By Joy Davy, MS, LCPC, NCC, licensed professional counselor specializing in perinatal mood disorders, www.joydavy.com.
The joy of motherhood is the subject of much art and idealistic images. Our expectation that the arrival of a baby is a time of peace and pure bliss is enforced by the culture. Certainly for many mothers, the months of carrying a precious new life and bringing a brand new person into the world are experiences unparalleled in satisfaction and happiness. Of course, even the most exhilarated mother has her moments of feeling overwhelmed, intimidated by the formidable job ahead, and just plain physically exhausted. Overall, though, new motherhood is expected to be a wonderful time, and it often is. However, a significant number of mothers experience mood disorders, ranging from the relatively mild “baby blues” to far more serious and persistent conditions that require treatment.
The Baby Blues

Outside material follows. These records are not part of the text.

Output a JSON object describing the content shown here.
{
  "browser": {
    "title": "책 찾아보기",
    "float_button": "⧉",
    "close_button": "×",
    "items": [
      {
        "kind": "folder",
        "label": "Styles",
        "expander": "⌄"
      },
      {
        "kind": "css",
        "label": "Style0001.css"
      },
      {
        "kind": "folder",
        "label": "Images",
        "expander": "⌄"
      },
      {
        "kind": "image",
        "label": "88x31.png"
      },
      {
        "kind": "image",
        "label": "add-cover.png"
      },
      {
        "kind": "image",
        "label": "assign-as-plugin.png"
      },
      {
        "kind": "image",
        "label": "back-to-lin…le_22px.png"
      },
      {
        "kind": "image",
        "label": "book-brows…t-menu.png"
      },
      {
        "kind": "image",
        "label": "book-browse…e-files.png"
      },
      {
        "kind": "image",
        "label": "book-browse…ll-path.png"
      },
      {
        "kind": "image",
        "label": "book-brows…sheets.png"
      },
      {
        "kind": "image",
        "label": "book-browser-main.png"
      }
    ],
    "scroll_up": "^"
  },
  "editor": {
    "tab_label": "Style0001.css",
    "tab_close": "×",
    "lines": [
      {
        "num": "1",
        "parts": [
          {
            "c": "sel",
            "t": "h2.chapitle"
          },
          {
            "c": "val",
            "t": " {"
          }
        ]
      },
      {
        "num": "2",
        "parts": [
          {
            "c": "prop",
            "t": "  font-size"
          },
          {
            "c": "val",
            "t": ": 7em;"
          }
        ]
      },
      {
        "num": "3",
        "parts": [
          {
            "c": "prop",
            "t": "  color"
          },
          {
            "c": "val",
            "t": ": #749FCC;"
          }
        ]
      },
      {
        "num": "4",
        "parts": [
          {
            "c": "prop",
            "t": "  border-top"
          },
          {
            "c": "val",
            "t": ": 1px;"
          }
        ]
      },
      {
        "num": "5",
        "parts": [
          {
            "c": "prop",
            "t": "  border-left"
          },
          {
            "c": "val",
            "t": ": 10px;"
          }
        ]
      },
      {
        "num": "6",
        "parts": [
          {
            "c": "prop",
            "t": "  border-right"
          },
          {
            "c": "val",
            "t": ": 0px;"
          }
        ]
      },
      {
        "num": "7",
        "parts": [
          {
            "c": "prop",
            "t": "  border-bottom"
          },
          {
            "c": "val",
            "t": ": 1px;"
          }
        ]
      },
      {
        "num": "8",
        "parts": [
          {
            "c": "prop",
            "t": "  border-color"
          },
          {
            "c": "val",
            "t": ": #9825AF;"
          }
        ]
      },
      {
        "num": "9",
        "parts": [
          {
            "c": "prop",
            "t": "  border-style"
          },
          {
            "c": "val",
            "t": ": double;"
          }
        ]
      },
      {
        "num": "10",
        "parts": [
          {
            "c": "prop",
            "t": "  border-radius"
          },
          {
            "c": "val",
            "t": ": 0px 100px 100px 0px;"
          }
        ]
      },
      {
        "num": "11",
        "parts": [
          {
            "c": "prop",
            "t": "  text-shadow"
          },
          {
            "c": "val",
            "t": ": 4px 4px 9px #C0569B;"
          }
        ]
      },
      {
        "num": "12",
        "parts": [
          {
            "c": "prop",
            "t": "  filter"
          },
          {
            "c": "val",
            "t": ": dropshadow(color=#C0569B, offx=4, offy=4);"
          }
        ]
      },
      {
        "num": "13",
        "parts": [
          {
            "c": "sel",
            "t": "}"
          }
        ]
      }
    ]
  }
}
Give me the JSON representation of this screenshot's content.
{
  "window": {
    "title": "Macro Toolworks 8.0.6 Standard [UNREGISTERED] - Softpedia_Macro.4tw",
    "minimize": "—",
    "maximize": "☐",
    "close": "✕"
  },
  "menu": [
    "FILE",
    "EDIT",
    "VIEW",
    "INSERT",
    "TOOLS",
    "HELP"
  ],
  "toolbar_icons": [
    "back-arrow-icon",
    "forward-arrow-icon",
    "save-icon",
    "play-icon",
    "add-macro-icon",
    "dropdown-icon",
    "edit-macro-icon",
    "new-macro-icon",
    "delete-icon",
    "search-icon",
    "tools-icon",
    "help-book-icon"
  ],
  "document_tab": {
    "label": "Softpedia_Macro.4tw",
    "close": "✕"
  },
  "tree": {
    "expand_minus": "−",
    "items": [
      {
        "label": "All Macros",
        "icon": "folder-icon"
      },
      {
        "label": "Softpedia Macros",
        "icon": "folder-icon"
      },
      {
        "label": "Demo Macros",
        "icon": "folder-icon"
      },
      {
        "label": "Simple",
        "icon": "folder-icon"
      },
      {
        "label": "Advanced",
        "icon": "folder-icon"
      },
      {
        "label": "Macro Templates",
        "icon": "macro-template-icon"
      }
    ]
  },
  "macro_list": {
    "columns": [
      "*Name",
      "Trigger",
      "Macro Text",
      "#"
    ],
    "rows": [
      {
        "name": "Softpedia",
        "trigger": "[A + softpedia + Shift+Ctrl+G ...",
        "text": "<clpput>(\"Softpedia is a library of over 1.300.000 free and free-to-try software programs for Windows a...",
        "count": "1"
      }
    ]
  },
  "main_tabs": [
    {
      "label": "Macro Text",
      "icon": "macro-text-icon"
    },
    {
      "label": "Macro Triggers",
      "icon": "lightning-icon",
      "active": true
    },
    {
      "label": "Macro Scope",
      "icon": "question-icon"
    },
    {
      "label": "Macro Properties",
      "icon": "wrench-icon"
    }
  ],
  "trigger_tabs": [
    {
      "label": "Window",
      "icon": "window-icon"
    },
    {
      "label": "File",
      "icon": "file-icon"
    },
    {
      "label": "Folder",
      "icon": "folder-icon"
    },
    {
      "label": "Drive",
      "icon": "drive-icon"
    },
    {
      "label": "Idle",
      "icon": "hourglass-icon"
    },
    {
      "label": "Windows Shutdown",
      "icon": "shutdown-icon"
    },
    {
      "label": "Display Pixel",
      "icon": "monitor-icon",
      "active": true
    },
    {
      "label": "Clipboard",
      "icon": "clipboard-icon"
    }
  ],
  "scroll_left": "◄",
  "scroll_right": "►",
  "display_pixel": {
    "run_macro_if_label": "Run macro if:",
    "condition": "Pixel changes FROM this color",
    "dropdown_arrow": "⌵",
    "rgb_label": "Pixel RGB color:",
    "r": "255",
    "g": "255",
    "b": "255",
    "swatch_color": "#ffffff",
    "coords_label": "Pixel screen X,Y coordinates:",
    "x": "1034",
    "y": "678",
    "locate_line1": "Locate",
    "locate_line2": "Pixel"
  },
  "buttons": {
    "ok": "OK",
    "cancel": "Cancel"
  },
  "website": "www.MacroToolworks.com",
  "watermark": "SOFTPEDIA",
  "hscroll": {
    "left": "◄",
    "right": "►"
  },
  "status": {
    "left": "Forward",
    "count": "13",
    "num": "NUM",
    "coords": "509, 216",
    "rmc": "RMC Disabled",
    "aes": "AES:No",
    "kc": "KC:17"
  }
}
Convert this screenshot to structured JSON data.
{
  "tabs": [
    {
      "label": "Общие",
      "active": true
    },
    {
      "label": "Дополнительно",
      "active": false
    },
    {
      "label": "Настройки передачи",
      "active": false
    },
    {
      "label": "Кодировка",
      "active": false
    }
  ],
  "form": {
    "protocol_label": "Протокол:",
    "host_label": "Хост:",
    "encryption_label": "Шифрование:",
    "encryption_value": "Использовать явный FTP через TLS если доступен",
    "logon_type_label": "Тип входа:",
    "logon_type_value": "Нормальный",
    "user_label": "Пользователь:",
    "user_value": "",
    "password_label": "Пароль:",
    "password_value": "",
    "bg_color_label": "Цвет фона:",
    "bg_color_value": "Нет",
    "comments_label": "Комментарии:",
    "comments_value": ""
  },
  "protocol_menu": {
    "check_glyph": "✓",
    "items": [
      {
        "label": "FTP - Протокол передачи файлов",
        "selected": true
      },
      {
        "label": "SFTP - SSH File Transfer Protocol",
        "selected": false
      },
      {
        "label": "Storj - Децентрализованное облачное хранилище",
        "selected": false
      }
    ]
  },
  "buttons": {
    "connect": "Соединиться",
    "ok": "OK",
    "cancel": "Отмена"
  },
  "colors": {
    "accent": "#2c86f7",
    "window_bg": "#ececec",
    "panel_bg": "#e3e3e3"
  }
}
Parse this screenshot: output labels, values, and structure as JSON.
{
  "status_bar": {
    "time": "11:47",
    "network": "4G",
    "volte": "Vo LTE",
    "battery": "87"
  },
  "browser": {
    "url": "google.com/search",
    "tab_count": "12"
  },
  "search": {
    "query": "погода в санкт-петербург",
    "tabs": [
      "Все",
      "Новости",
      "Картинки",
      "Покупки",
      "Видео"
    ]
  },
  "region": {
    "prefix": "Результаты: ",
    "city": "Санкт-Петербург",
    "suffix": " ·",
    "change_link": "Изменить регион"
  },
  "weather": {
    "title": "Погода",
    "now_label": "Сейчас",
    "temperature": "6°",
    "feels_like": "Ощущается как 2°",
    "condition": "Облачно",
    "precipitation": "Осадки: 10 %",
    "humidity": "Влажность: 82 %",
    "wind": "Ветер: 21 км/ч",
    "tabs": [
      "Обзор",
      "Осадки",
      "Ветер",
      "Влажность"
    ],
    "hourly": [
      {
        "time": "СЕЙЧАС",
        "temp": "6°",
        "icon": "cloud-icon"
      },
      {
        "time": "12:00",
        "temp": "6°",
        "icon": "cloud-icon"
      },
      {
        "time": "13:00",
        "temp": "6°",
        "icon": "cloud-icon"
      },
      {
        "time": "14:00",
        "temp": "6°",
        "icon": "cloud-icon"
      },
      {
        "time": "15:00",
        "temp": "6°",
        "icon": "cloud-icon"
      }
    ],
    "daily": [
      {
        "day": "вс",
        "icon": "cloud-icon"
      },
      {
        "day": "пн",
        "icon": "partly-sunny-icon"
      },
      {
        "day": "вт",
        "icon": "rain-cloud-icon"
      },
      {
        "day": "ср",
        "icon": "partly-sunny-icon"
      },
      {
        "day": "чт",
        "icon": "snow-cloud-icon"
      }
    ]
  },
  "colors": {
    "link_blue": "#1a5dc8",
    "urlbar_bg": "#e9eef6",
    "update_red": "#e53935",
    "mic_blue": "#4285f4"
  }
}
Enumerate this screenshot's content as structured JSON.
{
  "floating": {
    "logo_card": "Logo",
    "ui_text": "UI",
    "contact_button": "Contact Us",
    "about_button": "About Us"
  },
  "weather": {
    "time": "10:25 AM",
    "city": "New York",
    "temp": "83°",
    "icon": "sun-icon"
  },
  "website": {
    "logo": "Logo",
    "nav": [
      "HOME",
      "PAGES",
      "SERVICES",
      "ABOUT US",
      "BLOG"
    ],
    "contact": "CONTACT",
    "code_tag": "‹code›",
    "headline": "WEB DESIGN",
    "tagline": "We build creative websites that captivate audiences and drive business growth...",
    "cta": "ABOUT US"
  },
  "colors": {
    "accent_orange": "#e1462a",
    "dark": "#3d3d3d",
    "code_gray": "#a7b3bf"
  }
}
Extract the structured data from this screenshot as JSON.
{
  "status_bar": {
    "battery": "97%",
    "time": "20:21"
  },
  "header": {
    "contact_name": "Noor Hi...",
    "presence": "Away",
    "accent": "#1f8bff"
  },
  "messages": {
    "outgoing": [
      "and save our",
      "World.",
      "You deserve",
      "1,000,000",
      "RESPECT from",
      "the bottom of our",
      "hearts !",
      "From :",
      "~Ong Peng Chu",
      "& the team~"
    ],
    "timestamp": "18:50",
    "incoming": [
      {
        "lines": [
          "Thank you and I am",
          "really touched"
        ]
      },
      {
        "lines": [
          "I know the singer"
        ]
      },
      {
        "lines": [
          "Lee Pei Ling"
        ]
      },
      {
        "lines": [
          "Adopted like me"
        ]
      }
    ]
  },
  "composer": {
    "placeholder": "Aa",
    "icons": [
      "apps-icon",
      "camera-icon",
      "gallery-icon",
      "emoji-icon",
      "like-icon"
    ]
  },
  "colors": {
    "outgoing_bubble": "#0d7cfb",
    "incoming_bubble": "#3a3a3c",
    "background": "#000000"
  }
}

The baby blues is a very common transitory experience of tearfulness, irritability, overwhelmed feelings and mood swings. More than half of all mothers pass through this phase during the first two weeks after childbirth. For the baby blues, no treatment is needed unless the depression appears to be extreme. If the new mother is breastfeeding on demand, using no bottles or pacifiers, with the baby having continuous access to the breast, her hormones are likely to be at a euphoric level that seems to offer some measure of protection against the the baby blues and the clinical illness postpartum depression, although there is no sure guarantee. The baby blues will pass untreated. Postpartum depression, however, is another matter entirely and requires professional attention. Continue reading